Cambridge University Malaysia Singapore Association organized this event last Saturday, the 30th of January which is essential and asian food festival where the society gets to prepare unique Singaporean dishes for everyone to come and enjoy.
I’ve signed up as a helper for the food festival since early last term. So that very much grants me “free” entry to the event, which by itself costs £7 for members and £11 for non-members, not that actually was part of the agenda! I was rather clueless when I placed my name down to help. The day started out with some supervisions in the afternoon (yes I know it’s a bummer to have supervisions over the weekend). Little do I find myself prepared for the daunting task ahead to prepare dinner for well over a 100 guests.
Nonetheless, that Saturday afternoon was spent preparing Chicken rice, as well as cooking all the chicken. Chicken rice is one of the main courses to be served for the event, which goes hand in hand with Pak choy (vegetables) with other local dishes such as Bak ku teh (pork rib spices soup), Loh bak (black sauce meat and eggs), as well as Laska. There were also appetizers, servings of the famous rose syrup bandung as well as bobochaha for desserts. I opened the place up in the late afternoon so that phase 2 of cooking can be done at the hall venue, where they have a kitchen which we can use too.

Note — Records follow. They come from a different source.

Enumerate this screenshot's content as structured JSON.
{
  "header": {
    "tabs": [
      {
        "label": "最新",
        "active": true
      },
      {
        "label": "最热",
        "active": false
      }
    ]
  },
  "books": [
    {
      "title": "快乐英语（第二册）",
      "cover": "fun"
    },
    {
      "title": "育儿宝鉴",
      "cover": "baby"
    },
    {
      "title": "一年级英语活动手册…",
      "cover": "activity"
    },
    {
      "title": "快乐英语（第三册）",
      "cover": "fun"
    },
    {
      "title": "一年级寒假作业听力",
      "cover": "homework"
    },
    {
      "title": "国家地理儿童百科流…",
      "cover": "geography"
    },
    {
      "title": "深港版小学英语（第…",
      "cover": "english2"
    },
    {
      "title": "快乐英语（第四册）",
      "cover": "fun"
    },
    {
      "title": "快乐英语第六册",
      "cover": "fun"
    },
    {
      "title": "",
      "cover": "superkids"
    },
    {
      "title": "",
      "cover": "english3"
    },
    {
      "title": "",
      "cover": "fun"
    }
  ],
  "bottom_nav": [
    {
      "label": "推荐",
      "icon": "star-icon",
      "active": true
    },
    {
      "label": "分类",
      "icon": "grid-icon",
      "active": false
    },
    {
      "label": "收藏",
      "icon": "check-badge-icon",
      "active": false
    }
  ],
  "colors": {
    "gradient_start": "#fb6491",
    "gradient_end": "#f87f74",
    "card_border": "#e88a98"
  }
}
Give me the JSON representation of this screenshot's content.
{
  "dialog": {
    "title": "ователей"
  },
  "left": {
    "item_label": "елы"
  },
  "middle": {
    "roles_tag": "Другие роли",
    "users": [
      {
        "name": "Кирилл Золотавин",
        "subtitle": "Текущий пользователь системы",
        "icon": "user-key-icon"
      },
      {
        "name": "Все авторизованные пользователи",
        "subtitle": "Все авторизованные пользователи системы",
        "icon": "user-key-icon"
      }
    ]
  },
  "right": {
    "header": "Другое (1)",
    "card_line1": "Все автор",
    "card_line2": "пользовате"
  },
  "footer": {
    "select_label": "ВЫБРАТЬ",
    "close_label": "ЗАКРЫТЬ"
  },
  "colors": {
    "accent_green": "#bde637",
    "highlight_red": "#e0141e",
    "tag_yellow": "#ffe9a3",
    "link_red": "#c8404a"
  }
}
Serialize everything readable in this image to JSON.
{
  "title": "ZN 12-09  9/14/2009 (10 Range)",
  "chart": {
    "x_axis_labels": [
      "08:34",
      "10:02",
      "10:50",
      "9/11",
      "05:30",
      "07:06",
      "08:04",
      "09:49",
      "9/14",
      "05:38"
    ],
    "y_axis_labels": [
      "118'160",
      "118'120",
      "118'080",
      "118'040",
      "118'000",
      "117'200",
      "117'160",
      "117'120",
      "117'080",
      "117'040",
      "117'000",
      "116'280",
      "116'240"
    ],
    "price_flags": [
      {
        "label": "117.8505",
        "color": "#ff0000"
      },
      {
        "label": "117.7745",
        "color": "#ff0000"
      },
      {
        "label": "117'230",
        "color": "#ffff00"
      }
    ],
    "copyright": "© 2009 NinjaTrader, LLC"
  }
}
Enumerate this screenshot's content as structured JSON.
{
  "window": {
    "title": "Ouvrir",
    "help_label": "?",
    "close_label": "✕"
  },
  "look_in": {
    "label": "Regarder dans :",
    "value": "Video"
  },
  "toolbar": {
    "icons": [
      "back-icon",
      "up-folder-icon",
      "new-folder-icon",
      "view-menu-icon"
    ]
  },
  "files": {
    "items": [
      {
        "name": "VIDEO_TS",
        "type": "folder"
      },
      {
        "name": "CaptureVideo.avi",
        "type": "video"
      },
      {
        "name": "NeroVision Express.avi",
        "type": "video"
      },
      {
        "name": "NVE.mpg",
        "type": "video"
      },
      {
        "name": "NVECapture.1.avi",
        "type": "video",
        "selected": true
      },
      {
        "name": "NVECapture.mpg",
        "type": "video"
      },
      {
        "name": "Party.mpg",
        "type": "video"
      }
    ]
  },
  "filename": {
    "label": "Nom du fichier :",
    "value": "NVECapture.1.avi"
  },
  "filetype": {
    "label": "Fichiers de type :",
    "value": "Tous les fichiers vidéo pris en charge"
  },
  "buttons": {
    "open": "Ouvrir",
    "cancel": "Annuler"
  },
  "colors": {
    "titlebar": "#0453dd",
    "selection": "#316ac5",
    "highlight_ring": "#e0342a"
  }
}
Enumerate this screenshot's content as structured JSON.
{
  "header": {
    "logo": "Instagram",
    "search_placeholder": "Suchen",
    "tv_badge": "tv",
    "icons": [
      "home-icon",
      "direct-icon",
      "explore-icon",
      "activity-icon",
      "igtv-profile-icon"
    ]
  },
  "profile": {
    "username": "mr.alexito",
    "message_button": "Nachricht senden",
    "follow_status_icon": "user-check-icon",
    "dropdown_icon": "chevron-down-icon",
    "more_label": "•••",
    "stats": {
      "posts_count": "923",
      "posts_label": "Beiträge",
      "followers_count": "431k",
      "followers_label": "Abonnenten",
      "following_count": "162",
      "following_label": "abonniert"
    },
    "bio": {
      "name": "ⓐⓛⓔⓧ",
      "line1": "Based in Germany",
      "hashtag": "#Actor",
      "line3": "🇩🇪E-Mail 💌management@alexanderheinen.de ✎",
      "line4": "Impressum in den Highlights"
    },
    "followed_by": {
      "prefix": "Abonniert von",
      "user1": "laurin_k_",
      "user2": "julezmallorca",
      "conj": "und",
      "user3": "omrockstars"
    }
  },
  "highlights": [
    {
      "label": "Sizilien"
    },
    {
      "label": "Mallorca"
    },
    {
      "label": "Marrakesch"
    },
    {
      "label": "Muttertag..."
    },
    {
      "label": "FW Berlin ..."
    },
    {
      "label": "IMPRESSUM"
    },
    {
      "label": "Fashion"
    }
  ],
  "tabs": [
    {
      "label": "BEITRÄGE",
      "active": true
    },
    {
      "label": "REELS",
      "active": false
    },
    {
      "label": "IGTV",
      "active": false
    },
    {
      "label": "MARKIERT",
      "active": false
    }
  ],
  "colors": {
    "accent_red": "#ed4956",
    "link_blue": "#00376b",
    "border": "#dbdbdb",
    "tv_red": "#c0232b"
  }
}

Besides cooking the rice and chicken, the hard part was myself doing most of the cooking for the vegetable dish, which easily saw me through over 25-30 packets of Pak choy and having to separate, wash and cook over 100 stalks of the vegetable. I guess that will keep me away from it for sometime. We did encounter quite problems ourselves too, such as being unable to reheat the rice, so it was quite a pain to serve all the guest cold food, particularly the rice. But I think everyone received that as OK, with no complains as I know of.
The event was a success, and the guests were all generally happy with the food from the feedback we get as servers. The same can’t be said for all of us though. Sadly, we ourselves as organizers literally have nothing to eat from mid afternoon onwards to late. It’s not until about 10pm where the guests start leaving where everyone started to have dinner.
Well not that we actually prepared dinner for ourselves, but rather savaging-ly dined with whatever food is left in the kitchen as well as those collected/cleared from the guest tables. Not that was bad, but hey at least we get to try what we cooked! We had enough food leftover for everyone (with excess to spare) mainly from the bulk of the leftovers from the last few dishes where many guests could not finish, coining out the term “serve the dishes you want to eat, last”. Much of the the leftovers were all meats and rice, not to mention some half eaten bobochaha, which wasn’t too much of my liking contrary to some who just slurpped them all. There were no left overs of the vegetables I’ve prepared too- they were all wiped clean!
Looking back at what we had prepared, that was really quite some feat we had pulled out, not to mention the number of bowls of food we all went into making for the all the guest. We have pretty much have each other to thank: the committee and the helpers for a job well done.